I find Fermor’s purple prose and his portrait of the timid ladies venturing forth in “parties of pleasure” endearing. Although the piece is dated, it nonetheless captures the sense of anticipation that will always, I hope, herald the arrival of spring.

Fermor’s description of the landscapes of Quebec is inflected by the aesthetics of sublimity, but Canadian weather, as it transitions from the iron grip of winter to the spectacular thunderstorms of spring and on into the sultry days of summer, is indeed a study in contrasts. Those contrasts are more insidious now: the winter of 2005 was the warmest on record according to a NASA study, and the season of, in Fermor’s words, “uncommon warmth” continues: The Weather Network forecasts temperatures exceeding historical average daily highs in Quebec, Yellowknife, Edmonton, Regina, Winnipeg, Ottawa, and St. John’s over the next two weeks.

Thaw may no longer be an accurate indicator of seasonal change, but April remains a time for celebrations, migrations, and correspondences. Like the first ship of the season freighted with goods and news—or, more accurately, like one of the Centreville swan rides featured in one of The Tragically Hip’s videos—The Goose sets afloat its second issue.

In this issue we continue to offer a selection of calls for submission for national and international journals, conferences, and symposia. In the interests of expediency, we have omitted calls for American conferences. We would direct readers who are interested in learning about American conferences to the “Conferences and Events” page of the ASLE website (

We also continue to offer a bibliography of new books by Canadian publishing houses that might be of interest to our readers; a provincial feature (in this issue: the Northwest Territories); a listing of current events of interest to our readers; and The Graduate Network (this month’s feature: the University of Calgary) containing, in addition to a faculty directory, thesis abstracts from graduate students at the U of C.
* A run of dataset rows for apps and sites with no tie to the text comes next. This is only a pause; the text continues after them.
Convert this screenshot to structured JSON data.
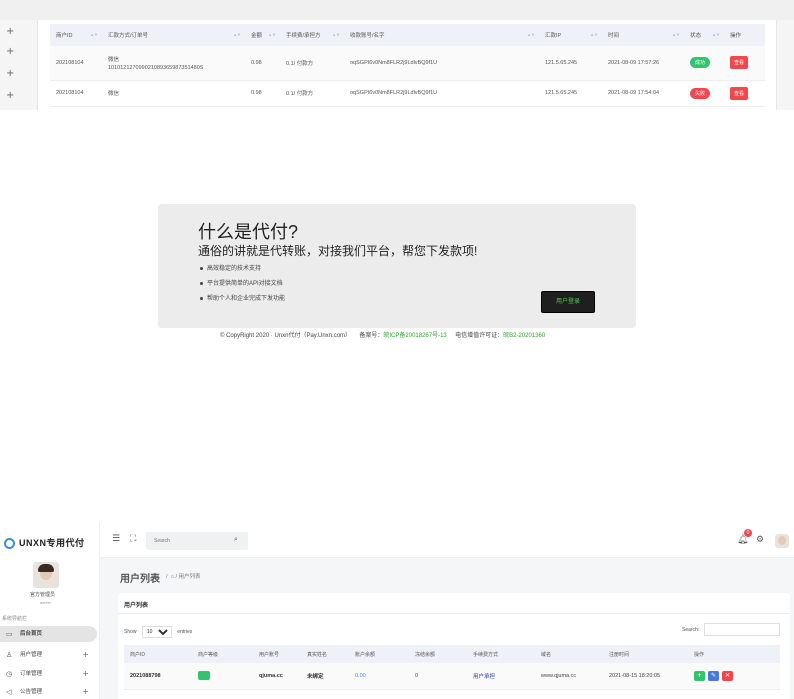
{
  "top_table": {
    "headers": [
      "商户ID",
      "汇款方式/订单号",
      "金额",
      "手续费/承担方",
      "收款账号/名字",
      "汇款IP",
      "时间",
      "状态",
      "操作"
    ],
    "rows": [
      {
        "id": "202108104",
        "method": "微信",
        "order": "101012127099021089365987351480S",
        "amount": "0.98",
        "fee": "0.1/ 付款方",
        "account": "oqSGPI6v0Nm8FLR2j9LdlvBQ9f1U",
        "ip": "121.5.65.245",
        "time": "2021-08-09 17:57:26",
        "status": "成功",
        "action": "查看"
      },
      {
        "id": "202108104",
        "method": "微信",
        "order": "",
        "amount": "0.98",
        "fee": "0.1/ 付款方",
        "account": "oqSGPI6v0Nm8FLR2j9LdlvBQ9f1U",
        "ip": "121.5.65.245",
        "time": "2021-08-09 17:54:04",
        "status": "失败",
        "action": "查看"
      }
    ]
  },
  "info_box": {
    "title": "什么是代付?",
    "subtitle": "通俗的讲就是代转账，对接我们平台，帮您下发款项!",
    "bullets": [
      "高效稳定的技术支持",
      "平台提供简单的API对接文档",
      "帮助个人和企业完成下发功能"
    ],
    "login_button": "用户登录"
  },
  "footer": {
    "copyright": "© CopyRight 2020 · Unxn代付（Pay.Unxn.com）",
    "beian_label": "备案号：",
    "beian": "皖ICP备20018267号-13",
    "license_label": "电信增值许可证：",
    "license": "皖B2-20201360"
  },
  "admin": {
    "logo": "UNXN专用代付",
    "user_name": "官方管理员",
    "user_role": "admin",
    "nav_category": "系统导航栏",
    "nav": [
      {
        "label": "后台首页",
        "icon": "▭",
        "active": true
      },
      {
        "label": "用户管理",
        "icon": "♙"
      },
      {
        "label": "订单管理",
        "icon": "◷"
      },
      {
        "label": "公告管理",
        "icon": "◁"
      }
    ],
    "search_placeholder": "Search",
    "notification_count": "0",
    "page_title": "用户列表",
    "breadcrumb_sep": "/",
    "breadcrumb_home": "⌂",
    "breadcrumb_current": "用户列表",
    "card_title": "用户列表",
    "show_label": "Show",
    "entries_value": "10",
    "entries_label": "entries",
    "search_label": "Search:",
    "table_headers": [
      "商户ID",
      "商户等级",
      "用户账号",
      "真实姓名",
      "账户余额",
      "冻结余额",
      "手续费方式",
      "域名",
      "注册时间",
      "操作"
    ],
    "table_row": {
      "id": "2021088798",
      "account": "qjuma.cc",
      "real_name": "未绑定",
      "balance": "0.00",
      "frozen": "0",
      "fee_mode": "用户承担",
      "domain": "www.qjuma.cc",
      "reg_time": "2021-08-15 18:20:05"
    }
  }
}
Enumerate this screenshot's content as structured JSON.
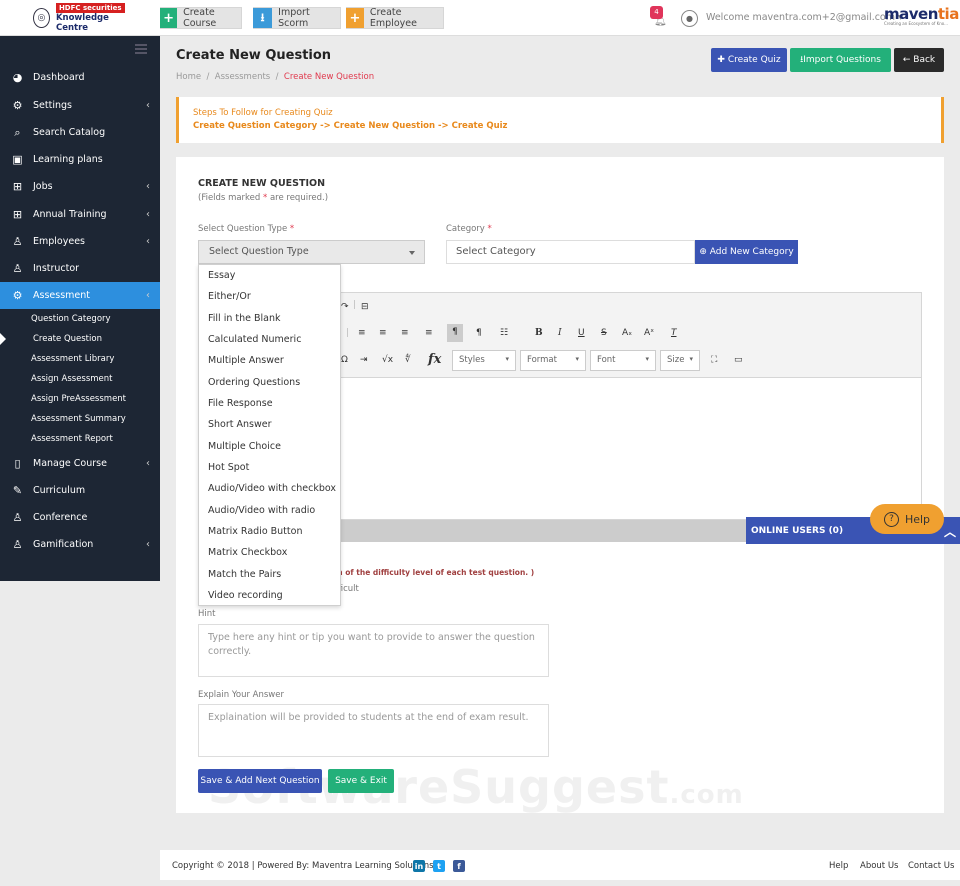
{
  "topbar": {
    "logo_line1": "HDFC securities",
    "logo_line2": "Knowledge Centre",
    "create_course": "Create Course",
    "import_scorm": "Import Scorm",
    "create_employee": "Create Employee",
    "notif_count": "4",
    "welcome": "Welcome maventra.com+2@gmail.com",
    "brand_main": "maven",
    "brand_accent": "tia",
    "brand_tag": "Creating an Ecosystem of Kno..."
  },
  "sidebar": {
    "items": [
      {
        "label": "Dashboard",
        "icon": "dashboard-icon"
      },
      {
        "label": "Settings",
        "icon": "gear-icon"
      },
      {
        "label": "Search Catalog",
        "icon": "search-icon"
      },
      {
        "label": "Learning plans",
        "icon": "learning-icon"
      },
      {
        "label": "Jobs",
        "icon": "grid-icon"
      },
      {
        "label": "Annual Training",
        "icon": "grid-icon"
      },
      {
        "label": "Employees",
        "icon": "users-icon"
      },
      {
        "label": "Instructor",
        "icon": "user-icon"
      },
      {
        "label": "Assessment",
        "icon": "gear-icon"
      },
      {
        "label": "Manage Course",
        "icon": "square-icon"
      },
      {
        "label": "Curriculum",
        "icon": "pencil-icon"
      },
      {
        "label": "Conference",
        "icon": "users-icon"
      },
      {
        "label": "Gamification",
        "icon": "users-icon"
      }
    ],
    "subitems": [
      "Question Category",
      "Create Question",
      "Assessment Library",
      "Assign Assessment",
      "Assign PreAssessment",
      "Assessment Summary",
      "Assessment Report"
    ]
  },
  "header": {
    "title": "Create New Question",
    "crumb_home": "Home",
    "crumb_sep": "/",
    "crumb_assess": "Assessments",
    "crumb_current": "Create New Question",
    "create_quiz": "Create Quiz",
    "import_questions": "Import Questions",
    "back": "Back"
  },
  "steps": {
    "title": "Steps To Follow for Creating Quiz",
    "flow": "Create Question Category -> Create New Question -> Create Quiz"
  },
  "form": {
    "heading": "CREATE NEW QUESTION",
    "note_pre": "(Fields marked ",
    "note_star": "*",
    "note_post": " are required.)",
    "qtype_label": "Select Question Type",
    "qtype_value": "Select Question Type",
    "category_label": "Category",
    "category_placeholder": "Select Category",
    "add_category": "Add New Category",
    "difficulty_note": "tion of the difficulty level of each test question. )",
    "difficulty_option": "Difficult",
    "hint_label": "Hint",
    "hint_placeholder": "Type here any hint or tip you want to provide to answer the question correctly.",
    "explain_label": "Explain Your Answer",
    "explain_placeholder": "Explaination will be provided to students at the end of exam result.",
    "save_next": "Save & Add Next Question",
    "save_exit": "Save & Exit"
  },
  "editor": {
    "styles": "Styles",
    "format": "Format",
    "font": "Font",
    "size": "Size"
  },
  "dropdown": {
    "options": [
      "Essay",
      "Either/Or",
      "Fill in the Blank",
      "Calculated Numeric",
      "Multiple Answer",
      "Ordering Questions",
      "File Response",
      "Short Answer",
      "Multiple Choice",
      "Hot Spot",
      "Audio/Video with checkbox",
      "Audio/Video with radio",
      "Matrix Radio Button",
      "Matrix Checkbox",
      "Match the Pairs",
      "Video recording"
    ]
  },
  "widgets": {
    "online_users": "ONLINE USERS (0)",
    "help": "Help"
  },
  "watermark": {
    "main": "SoftwareSuggest",
    "suffix": ".com"
  },
  "footer": {
    "copyright": "Copyright © 2018 | Powered By: Maventra Learning Solutions",
    "help": "Help",
    "about": "About Us",
    "contact": "Contact Us"
  },
  "colors": {
    "sidebar_bg": "#1d2634",
    "active": "#2d8fde",
    "primary": "#3a54b4",
    "success": "#23b07a",
    "warning": "#f0a030"
  }
}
Highlights from this issue include reviews of Karsten Heuer’s Being Caribou by Cindy Spense, Birk Sproxton’s Phantom Lake: North of 54 by Angela Waldie, and John Vaillant’s The Golden Spruce: A True Story of Myth, Madness, and Greed by Diane Guichon; an essay on the importance of land and mobility to the Dene of the Northwest Territories by Jonquil Covello; a travel memoir and photos by Paul Huebener, who recently traveled to Venezuela and reports on his experiences as a volunteer with the Peace Villages Foundation; and previously unpublished poems by award-winning writer Anne Simpson. I would like to extend sincere thanks on behalf of Lisa, Mike, and myself to our contributors.

Plans to create a membership directory are still underway; please send us your contact information (name, e-mail address, research / artistic interests, academic affiliation, and location—city and province) to the editors. We also continue to welcome suggestions and letters (send them to:, and contributions (contact the editors at the e-mail addresses listed on the acknowledgements page).

Hoping to see many of you at the proposed Congress / ACCUTE meeting in May!

--Ella Soper-Jones